Walking the fine line
I’m teaching an advanced creative writing course this semester on blogging (which is one of the many things keeping me from actually attending to my own blog, as it turns out). And so I’m thinking a lot about blogs and blogging in slightly deeper ways than is usual (or perhaps is even healthy).
No matter, it’s always been my contention that I started this blog “to encourage and maybe begin to sustain a conversation from a multiplicity of perspectives about southern gospel music and culture,” to quote myself in a recent post. This is true. But it occurred to me somewhere in the sky over
I’m no longer surprised to have underlying motivations for things I do surface embarrassingly late. It took me several years to realize one reason I’m so interested in Puritan literature and life professionally was that I was raised in the closest thing to puritan culture than post-modern America has to offer.
And so, it seems, with blogging, am I working out some longstanding tensions or unresolved ambivalences from the formative periods of my past. This is not the only reason I blog, of course. It’s fun, for one thing. It keeps me connected to a part of the world that I wouldn’t have much contact with otherwise and since I also mine this part of the world in my day job, that connection helps me stay current in a way I might not otherwise be able to do.
Still … growing up in a conservative, fundamentalist culture, I learned early and well the limits of dissent and argument – in both the sense of making and having an argument. This fear of or disdain for or condescension to dissenting views has seemed to me by turns silly and counterproductive, self-sabotaging and hopelessly self-destructive. Trying to wall yourself off from the world around you, reinforcing isolation with beliefs untested by vigorous debate and exchange – this way of life doesn’t keep the world at bay in the least. Rather, it only ensures that that world will reach you filtered through the lens of antagonism and phobia or defensiveness and anxiety.
I understand the reasons for this world view (or at least I think I do), and mean no disrespect to those who subscribe to its central tenets and habits of mind. But I would lie to say a great deal of my private and public life has not involved challenging this sort of thinking and living. In blogging about gospel music, I realize — quelle surprise! – that I’ve found a way to try to foment the kind of vigorous discussion and rangy conversation that’s so often missing within, and in conversations about, conservative Christianity as I’ve known (and know) it.
It doesn’t always work of course. Almost every comments thread here gets hijacked at some point by people quoting scripture or preaching mini-sermons in ways clearly meant to function as conversation-stoppers. But even if these kinds of comments weren’t obviously self-discrediting, on balance I think the kind of give and take here succeeds in challenging the narrow- or small-mindedness that besets so much of conservative Christianity.

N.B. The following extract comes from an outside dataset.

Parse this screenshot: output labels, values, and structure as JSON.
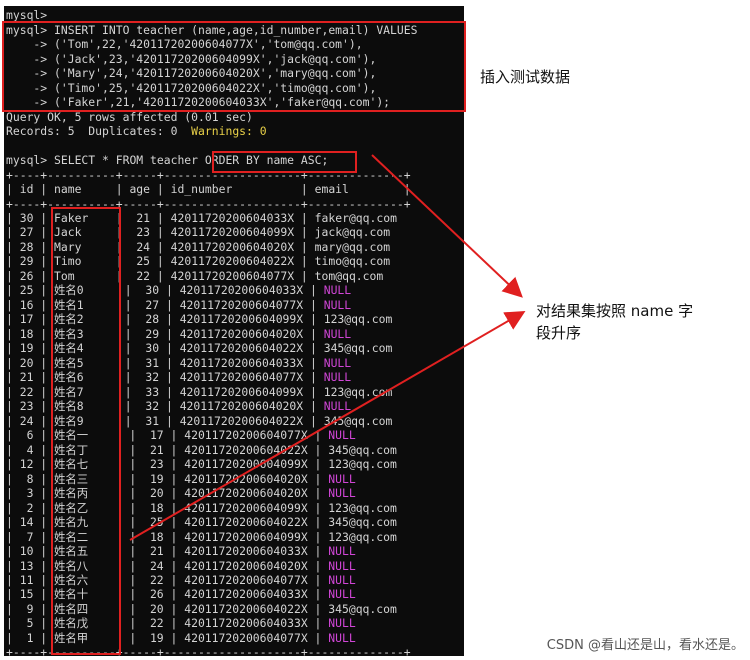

Of course it’s not always a mensa-meeting around here, and I have no pretensions about averyfineline eradicating what one scholar I’ve been reading lately has rightly called “the scandalously trifling qualities of the evangelical mind.” Sometimes, I enjoy being an ordinary fan and playing the inside baseball stuff too. In this, I suppose I unsteadily walk the fine line between profundity and piffle all the time. And yet, my modest epiphany at 30,000 feet gives me some consolation that even in the silliest of discussions here, all is not lost … at least not for me.
I tell my students in the blogging class that the best blogs aren’t about the “museum of me,” and I think I’m coming perilously close here to violating my own maxim. So enough. Carry on. And thank you.Email this Post